Segment Start: Dataset extract

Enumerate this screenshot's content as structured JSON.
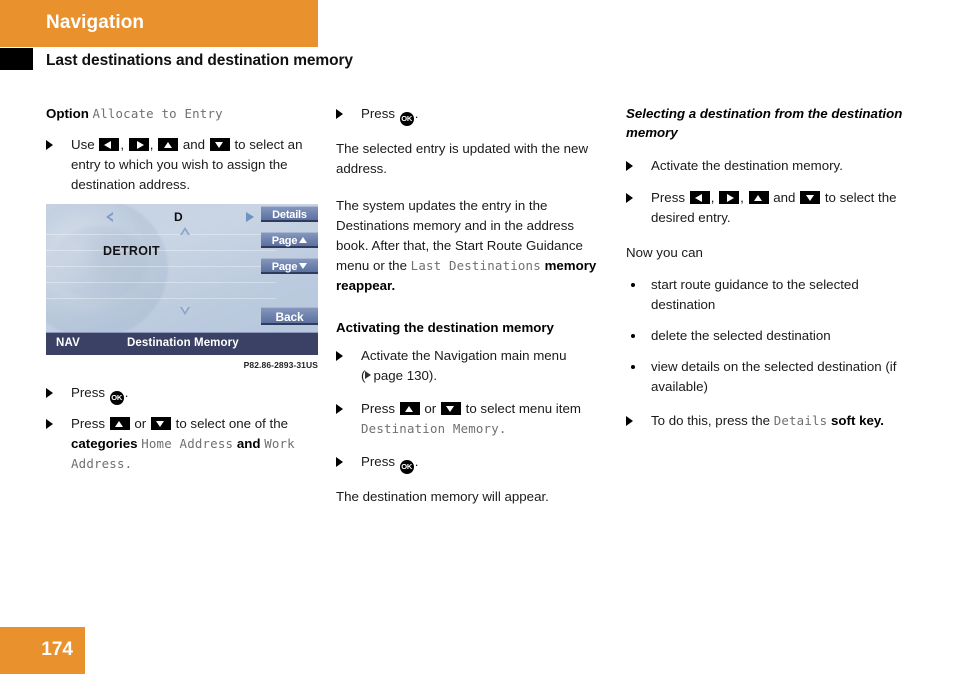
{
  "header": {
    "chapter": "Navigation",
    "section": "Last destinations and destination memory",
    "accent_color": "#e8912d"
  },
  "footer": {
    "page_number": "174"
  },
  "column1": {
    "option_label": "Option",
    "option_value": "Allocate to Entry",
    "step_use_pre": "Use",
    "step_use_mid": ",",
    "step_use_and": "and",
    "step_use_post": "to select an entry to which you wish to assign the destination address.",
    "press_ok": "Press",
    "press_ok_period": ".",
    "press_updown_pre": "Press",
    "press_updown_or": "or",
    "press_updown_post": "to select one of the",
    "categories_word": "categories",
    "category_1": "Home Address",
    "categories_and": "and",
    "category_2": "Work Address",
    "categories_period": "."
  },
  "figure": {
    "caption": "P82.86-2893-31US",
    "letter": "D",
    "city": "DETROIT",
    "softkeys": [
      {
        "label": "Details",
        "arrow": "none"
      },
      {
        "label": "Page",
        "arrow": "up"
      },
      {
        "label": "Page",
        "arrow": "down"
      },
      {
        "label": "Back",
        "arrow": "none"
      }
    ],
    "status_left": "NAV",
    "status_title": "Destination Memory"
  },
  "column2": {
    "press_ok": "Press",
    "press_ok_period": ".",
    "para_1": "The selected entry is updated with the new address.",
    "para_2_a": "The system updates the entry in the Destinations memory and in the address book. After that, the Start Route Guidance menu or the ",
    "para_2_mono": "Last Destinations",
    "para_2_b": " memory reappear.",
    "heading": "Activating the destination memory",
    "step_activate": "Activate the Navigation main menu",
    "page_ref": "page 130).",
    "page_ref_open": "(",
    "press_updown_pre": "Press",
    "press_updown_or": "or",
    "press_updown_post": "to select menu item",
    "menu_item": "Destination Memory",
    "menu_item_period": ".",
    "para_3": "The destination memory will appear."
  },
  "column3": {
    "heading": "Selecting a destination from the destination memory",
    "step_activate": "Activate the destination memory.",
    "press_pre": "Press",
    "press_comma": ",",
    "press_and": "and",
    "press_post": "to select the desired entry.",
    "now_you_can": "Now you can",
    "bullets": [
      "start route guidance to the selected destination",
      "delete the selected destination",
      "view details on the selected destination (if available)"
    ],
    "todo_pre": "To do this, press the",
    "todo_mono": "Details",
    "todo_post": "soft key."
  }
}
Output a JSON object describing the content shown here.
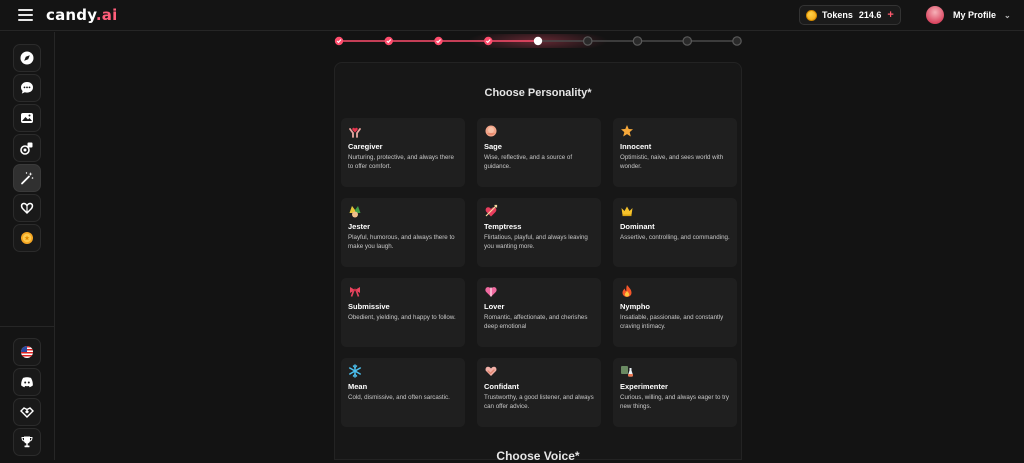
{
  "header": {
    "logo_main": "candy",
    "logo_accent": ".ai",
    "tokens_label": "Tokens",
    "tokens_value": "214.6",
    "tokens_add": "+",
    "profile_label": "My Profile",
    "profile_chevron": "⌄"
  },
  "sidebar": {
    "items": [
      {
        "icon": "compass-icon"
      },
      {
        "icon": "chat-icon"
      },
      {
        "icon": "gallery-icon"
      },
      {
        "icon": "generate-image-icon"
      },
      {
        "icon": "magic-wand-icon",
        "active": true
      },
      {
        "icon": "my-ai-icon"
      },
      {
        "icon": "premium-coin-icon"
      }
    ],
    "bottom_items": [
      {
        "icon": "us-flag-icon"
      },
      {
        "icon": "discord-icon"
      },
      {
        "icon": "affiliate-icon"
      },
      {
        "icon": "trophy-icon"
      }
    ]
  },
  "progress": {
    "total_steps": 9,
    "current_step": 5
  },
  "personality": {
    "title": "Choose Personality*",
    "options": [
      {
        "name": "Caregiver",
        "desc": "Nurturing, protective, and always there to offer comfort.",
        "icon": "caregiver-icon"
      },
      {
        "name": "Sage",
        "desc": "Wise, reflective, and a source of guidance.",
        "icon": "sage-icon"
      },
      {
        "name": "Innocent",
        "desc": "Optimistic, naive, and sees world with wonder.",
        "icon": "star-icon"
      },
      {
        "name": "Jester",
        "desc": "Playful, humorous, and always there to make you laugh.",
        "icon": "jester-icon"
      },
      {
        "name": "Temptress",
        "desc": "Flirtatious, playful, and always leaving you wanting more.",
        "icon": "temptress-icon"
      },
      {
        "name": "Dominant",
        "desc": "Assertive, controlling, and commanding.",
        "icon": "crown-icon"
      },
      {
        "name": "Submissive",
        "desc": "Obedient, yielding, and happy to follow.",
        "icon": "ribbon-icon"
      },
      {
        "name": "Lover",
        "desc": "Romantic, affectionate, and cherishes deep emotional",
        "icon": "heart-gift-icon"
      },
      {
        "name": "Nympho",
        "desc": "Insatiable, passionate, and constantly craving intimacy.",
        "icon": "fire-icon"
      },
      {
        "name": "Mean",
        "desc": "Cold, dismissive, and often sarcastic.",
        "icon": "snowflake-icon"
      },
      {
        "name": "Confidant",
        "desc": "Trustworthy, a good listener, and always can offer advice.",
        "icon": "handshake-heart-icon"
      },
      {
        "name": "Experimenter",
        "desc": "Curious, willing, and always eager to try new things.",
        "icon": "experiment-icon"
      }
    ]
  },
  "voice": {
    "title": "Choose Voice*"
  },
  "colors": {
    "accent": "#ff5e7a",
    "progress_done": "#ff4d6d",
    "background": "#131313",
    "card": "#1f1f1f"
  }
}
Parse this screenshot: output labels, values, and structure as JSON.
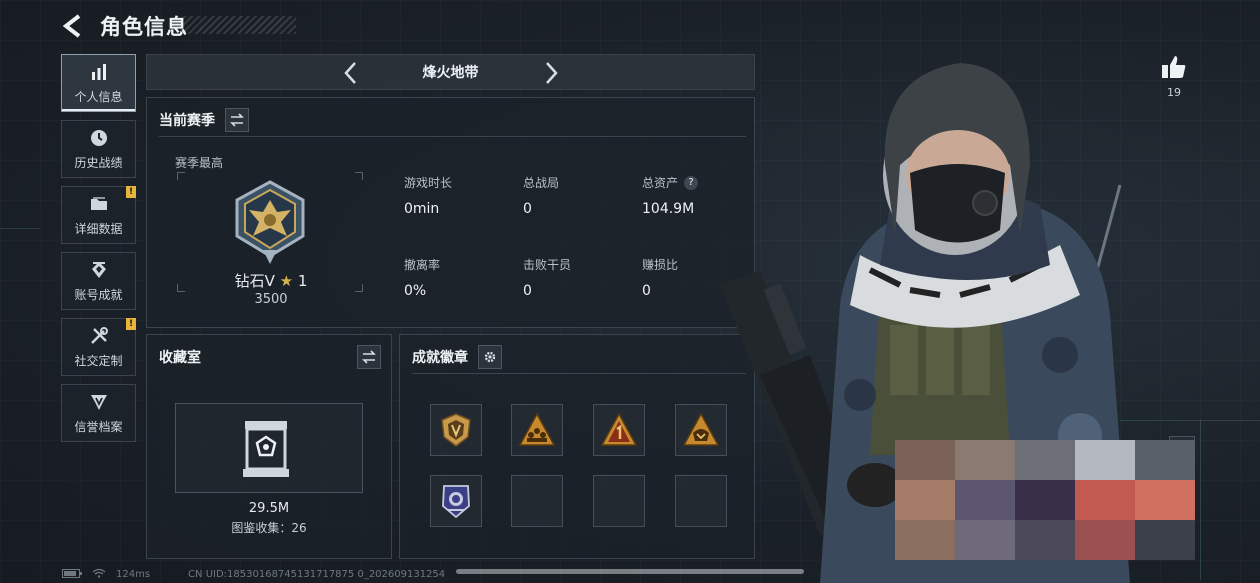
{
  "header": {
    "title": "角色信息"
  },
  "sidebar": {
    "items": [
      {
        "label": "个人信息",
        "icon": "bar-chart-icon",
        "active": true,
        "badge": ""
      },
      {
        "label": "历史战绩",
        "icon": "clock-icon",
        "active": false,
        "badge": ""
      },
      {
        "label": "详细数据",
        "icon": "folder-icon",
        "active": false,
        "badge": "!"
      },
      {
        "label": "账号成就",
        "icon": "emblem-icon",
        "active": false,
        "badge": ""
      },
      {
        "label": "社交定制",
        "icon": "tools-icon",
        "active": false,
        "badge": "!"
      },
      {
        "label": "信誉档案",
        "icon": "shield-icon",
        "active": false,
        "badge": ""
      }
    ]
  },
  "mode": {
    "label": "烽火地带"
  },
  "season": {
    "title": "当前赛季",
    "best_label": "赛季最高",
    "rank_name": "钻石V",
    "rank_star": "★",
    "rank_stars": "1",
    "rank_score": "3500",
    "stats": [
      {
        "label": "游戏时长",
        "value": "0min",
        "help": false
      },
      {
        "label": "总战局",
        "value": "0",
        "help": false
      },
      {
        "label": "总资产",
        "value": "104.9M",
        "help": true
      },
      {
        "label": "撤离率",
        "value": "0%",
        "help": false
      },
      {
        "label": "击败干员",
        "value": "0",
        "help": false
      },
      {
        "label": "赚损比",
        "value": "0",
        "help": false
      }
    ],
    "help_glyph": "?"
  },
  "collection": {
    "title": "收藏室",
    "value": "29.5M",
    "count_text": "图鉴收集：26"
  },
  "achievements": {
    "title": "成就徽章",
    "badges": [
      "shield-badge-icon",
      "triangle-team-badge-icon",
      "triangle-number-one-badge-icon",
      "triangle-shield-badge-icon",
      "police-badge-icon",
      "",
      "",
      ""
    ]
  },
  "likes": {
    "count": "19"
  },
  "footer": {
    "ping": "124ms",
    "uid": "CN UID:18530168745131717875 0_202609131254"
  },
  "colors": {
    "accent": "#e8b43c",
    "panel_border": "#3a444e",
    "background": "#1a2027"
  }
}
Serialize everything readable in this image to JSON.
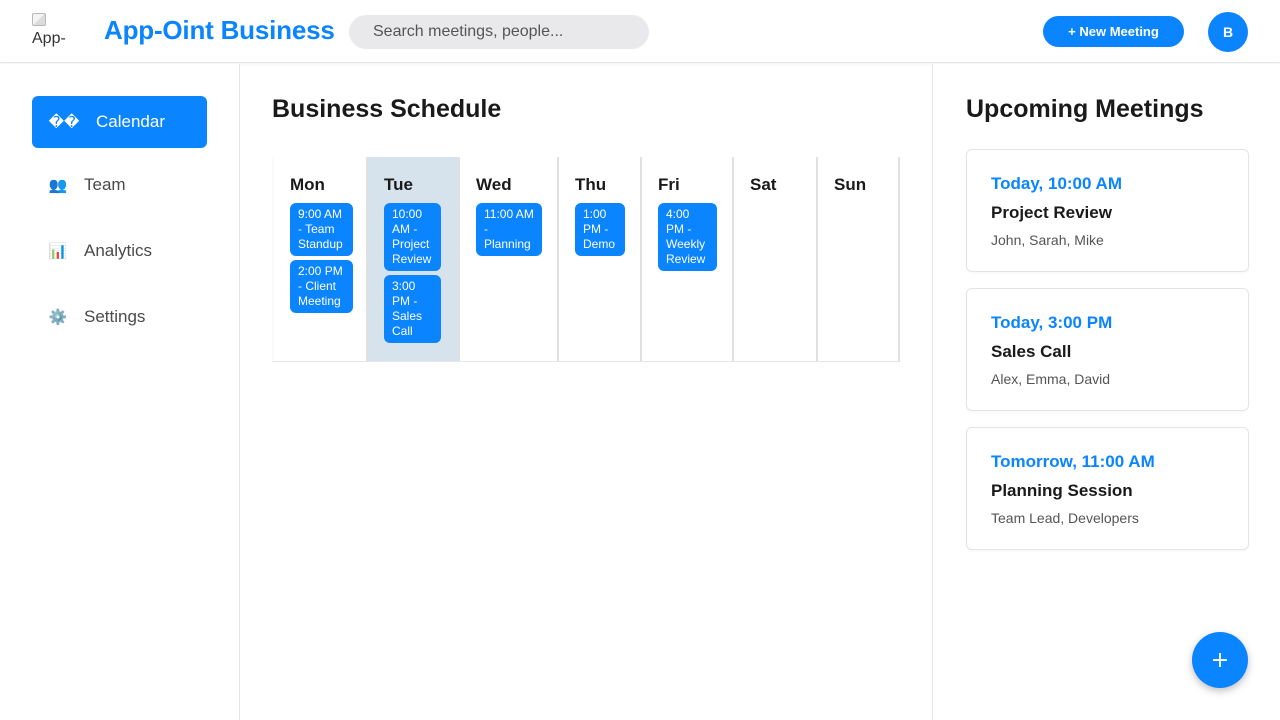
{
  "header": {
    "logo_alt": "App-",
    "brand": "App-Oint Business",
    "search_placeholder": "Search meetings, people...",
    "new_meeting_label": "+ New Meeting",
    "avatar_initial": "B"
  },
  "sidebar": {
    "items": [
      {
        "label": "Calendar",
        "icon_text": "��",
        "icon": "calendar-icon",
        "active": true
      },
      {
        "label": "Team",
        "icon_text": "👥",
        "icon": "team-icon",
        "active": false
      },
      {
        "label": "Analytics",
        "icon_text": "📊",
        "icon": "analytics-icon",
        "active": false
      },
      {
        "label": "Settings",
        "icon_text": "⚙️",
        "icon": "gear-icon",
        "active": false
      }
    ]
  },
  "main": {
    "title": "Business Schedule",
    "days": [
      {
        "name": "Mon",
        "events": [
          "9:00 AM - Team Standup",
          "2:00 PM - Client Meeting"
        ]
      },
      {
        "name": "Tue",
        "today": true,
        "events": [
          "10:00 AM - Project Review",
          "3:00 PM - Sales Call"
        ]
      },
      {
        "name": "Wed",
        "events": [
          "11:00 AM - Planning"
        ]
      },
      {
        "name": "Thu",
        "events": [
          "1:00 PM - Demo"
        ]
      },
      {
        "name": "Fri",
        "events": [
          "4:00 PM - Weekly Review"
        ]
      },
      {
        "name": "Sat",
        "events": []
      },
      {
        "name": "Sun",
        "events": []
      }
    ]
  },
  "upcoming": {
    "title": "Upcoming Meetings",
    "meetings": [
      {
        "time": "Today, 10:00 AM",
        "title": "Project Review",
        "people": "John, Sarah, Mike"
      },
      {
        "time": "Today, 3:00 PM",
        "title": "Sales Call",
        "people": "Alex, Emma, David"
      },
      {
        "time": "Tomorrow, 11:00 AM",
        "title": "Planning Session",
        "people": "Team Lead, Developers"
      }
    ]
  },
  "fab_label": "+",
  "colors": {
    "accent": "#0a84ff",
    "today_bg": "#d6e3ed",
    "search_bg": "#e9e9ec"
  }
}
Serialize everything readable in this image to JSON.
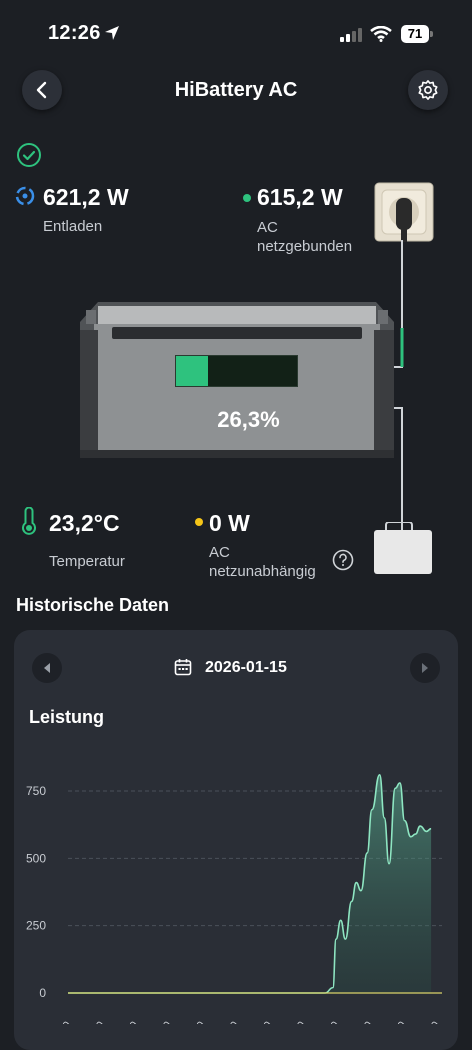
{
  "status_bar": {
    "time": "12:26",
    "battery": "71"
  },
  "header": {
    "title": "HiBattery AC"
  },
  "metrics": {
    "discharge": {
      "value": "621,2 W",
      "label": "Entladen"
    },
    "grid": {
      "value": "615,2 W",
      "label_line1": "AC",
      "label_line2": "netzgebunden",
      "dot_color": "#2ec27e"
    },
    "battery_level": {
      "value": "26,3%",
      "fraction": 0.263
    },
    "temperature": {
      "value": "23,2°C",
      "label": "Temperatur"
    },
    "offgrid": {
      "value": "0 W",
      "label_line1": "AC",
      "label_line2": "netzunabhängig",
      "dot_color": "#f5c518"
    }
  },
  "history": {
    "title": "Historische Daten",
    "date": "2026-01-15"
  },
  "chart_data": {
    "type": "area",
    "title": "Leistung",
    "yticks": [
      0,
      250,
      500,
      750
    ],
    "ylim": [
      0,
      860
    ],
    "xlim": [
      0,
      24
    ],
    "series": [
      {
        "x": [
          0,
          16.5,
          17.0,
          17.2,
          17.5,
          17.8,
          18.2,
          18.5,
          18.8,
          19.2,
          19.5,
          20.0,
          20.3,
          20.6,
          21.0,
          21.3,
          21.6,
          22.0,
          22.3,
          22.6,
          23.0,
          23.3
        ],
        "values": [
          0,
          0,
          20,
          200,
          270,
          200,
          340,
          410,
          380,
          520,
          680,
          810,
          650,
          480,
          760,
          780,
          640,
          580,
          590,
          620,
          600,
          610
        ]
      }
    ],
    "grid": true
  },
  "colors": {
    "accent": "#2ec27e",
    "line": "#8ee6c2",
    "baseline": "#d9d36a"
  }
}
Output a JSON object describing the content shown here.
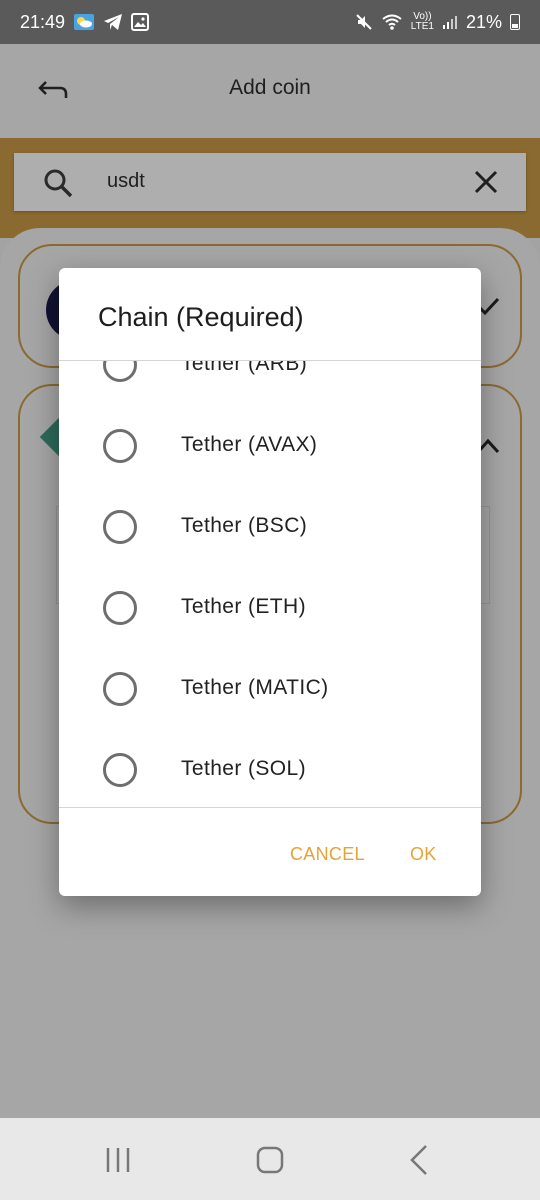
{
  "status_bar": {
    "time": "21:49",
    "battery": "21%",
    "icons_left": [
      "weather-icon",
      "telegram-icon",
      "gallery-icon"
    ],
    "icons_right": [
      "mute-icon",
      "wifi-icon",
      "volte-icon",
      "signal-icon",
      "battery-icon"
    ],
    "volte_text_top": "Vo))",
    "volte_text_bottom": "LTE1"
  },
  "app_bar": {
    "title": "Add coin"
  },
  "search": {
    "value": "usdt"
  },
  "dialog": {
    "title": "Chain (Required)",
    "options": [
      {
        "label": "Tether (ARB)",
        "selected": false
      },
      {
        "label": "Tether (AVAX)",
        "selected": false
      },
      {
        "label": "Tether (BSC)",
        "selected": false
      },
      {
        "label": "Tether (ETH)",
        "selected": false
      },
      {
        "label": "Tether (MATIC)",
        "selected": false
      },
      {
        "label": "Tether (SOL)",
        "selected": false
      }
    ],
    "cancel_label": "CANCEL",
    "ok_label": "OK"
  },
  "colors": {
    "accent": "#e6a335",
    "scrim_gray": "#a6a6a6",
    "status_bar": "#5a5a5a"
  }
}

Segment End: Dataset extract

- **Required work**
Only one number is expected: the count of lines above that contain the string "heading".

- **Task solution**
2